We have collected these notices in order to give a more complete illustration of so singular and interesting a character as that formed by the union of the rude and bloodthirsty barbarian with the bustling trafficker. It is an exhibition of the savage mind in a new guise. We have only to add, with regard to Pomaree, that it appears by other authorities, as well as by the notice we find in Rutherford, that he was in the habit of making very devastating excursions occasionally to the southern part of the island. When Cruise left New Zealand in 1820, he had been away on one of these expeditions nearly a year, nor was it known exactly where he had gone to. The people about the mouth of the Thames said they had seen him since he left home, but he had long ago left their district for one still farther south. The last notice we find of him, is in a letter from the Rev. H. Williams, in the “Missionary Register” for 1827, in which it is stated, that he had a short time before fallen in battle, having been cut to pieces, with many of his followers, by a tribe on whom he had made an attack.
This event, of the circumstances of which Dillon was furnished with a particular account by some of the near relations of the deceased chief, took place in the southern part of the island.
[Footnote BC: This is one of the discrepancies in Rutherford’s narrative. Taranaki is a district on the West Coast of the North Island, and is about 150 miles from Cook Strait.]
[Footnote BD: Otago is a large province in the southern part of the South Island, 300 miles from the Strait. Rutherford probably refers to Takou, a Wairarapa chief, who was connected with the Ngai-Tahu of Otago.]
[Footnote BE: It is supposed that the man was “Jim the Maori,” the latter word being wrongly spelt “Moury” in the manuscript of Rutherford’s story. The man’s real name was James Caddell. He was an Englishman by birth, and lived amongst the Maoris so long that he became one of them, adopting their customs and ideas. Those who have investigated his case believe that he belonged to the “Sydney Cove,” a sealer, which sailed in New Zealand waters. Near the South Cape, a boat from a sealer was captured by the Maoris, and all the members of the crew except Caddell were killed and eaten. Caddell, according to his own account, was saved by running to a chief and touching his mat. He was sixteen years of age then. He married a chief’s daughter, and became a Maori in all respects except colour. He was captured by Captain Edwardson, of the “Snapper,” and was taken to Sydney, where he seems to have paraded as a savage chief.
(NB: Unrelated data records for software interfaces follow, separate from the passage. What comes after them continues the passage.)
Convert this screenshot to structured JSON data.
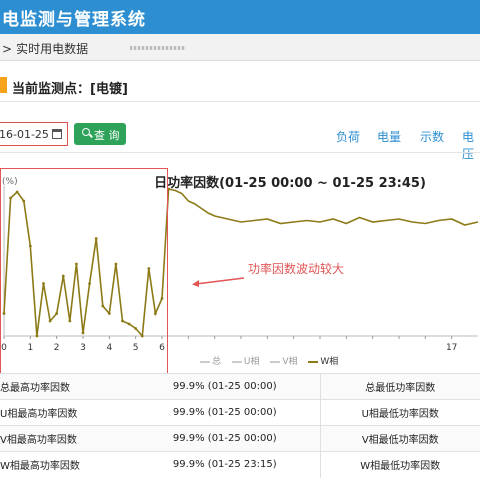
{
  "app": {
    "title": "电监测与管理系统"
  },
  "breadcrumb": {
    "sep": ">",
    "current": "实时用电数据"
  },
  "monitor": {
    "label": "当前监测点：[电镀]"
  },
  "toolbar": {
    "date_value": "16-01-25",
    "query_label": "查 询",
    "tabs": [
      "负荷",
      "电量",
      "示数",
      "电压"
    ]
  },
  "chart_data": {
    "type": "line",
    "title": "日功率因数(01-25 00:00 ~ 01-25 23:45)",
    "ylabel": "(%)",
    "x_ticks": [
      0,
      1,
      2,
      3,
      4,
      5,
      6,
      7,
      8,
      9,
      10,
      11,
      12,
      13,
      14,
      15,
      16,
      17
    ],
    "x_tick_labels": [
      "0",
      "1",
      "2",
      "3",
      "4",
      "5",
      "6",
      "",
      "",
      "",
      "",
      "",
      "",
      "",
      "",
      "",
      "",
      "17"
    ],
    "xlim": [
      0,
      18
    ],
    "ylim": [
      0,
      100
    ],
    "legend": [
      "总",
      "U相",
      "V相",
      "W相"
    ],
    "series": [
      {
        "name": "W相",
        "color": "#8c7a17",
        "x": [
          0,
          0.25,
          0.5,
          0.75,
          1,
          1.25,
          1.5,
          1.75,
          2,
          2.25,
          2.5,
          2.75,
          3,
          3.25,
          3.5,
          3.75,
          4,
          4.25,
          4.5,
          4.75,
          5,
          5.25,
          5.5,
          5.75,
          6,
          6.25,
          6.5,
          6.75,
          7,
          7.25,
          7.5,
          7.75,
          8,
          8.5,
          9,
          9.5,
          10,
          10.5,
          11,
          11.5,
          12,
          12.5,
          13,
          13.5,
          14,
          14.5,
          15,
          15.5,
          16,
          16.5,
          17,
          17.5,
          18
        ],
        "values": [
          15,
          92,
          96,
          90,
          60,
          0,
          35,
          10,
          15,
          40,
          10,
          48,
          2,
          35,
          65,
          20,
          15,
          48,
          10,
          8,
          5,
          0,
          45,
          15,
          25,
          98,
          97,
          95,
          90,
          88,
          85,
          82,
          80,
          78,
          76,
          77,
          78,
          75,
          76,
          77,
          76,
          78,
          75,
          79,
          76,
          77,
          78,
          76,
          75,
          77,
          78,
          74,
          76
        ]
      }
    ],
    "annotation": "功率因数波动较大"
  },
  "summary": [
    {
      "name": "总最高功率因数",
      "value": "99.9%) (01-25 00:00)",
      "name2": "总最低功率因数"
    },
    {
      "name": "U相最高功率因数",
      "value": "99.9%) (01-25 00:00)",
      "name2": "U相最低功率因数"
    },
    {
      "name": "V相最高功率因数",
      "value": "99.9%) (01-25 00:00)",
      "name2": "V相最低功率因数"
    },
    {
      "name": "W相最高功率因数",
      "value": "99.9%) (01-25 23:15)",
      "name2": "W相最低功率因数"
    }
  ],
  "summary_prefix": "99.9% (01-25 00:00)"
}
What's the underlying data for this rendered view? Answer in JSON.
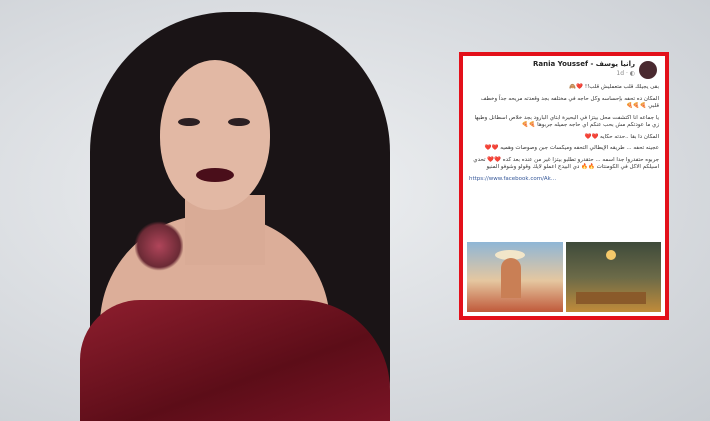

While he was with the Maoris, he almost forgot the English language, and found much difficulty in making himself understood by Captain Edwardson.]
[Footnote BF: Mr. Kendal was one of the missionaries who went to New Zealand with Marsden when missionary work in the country was begun.]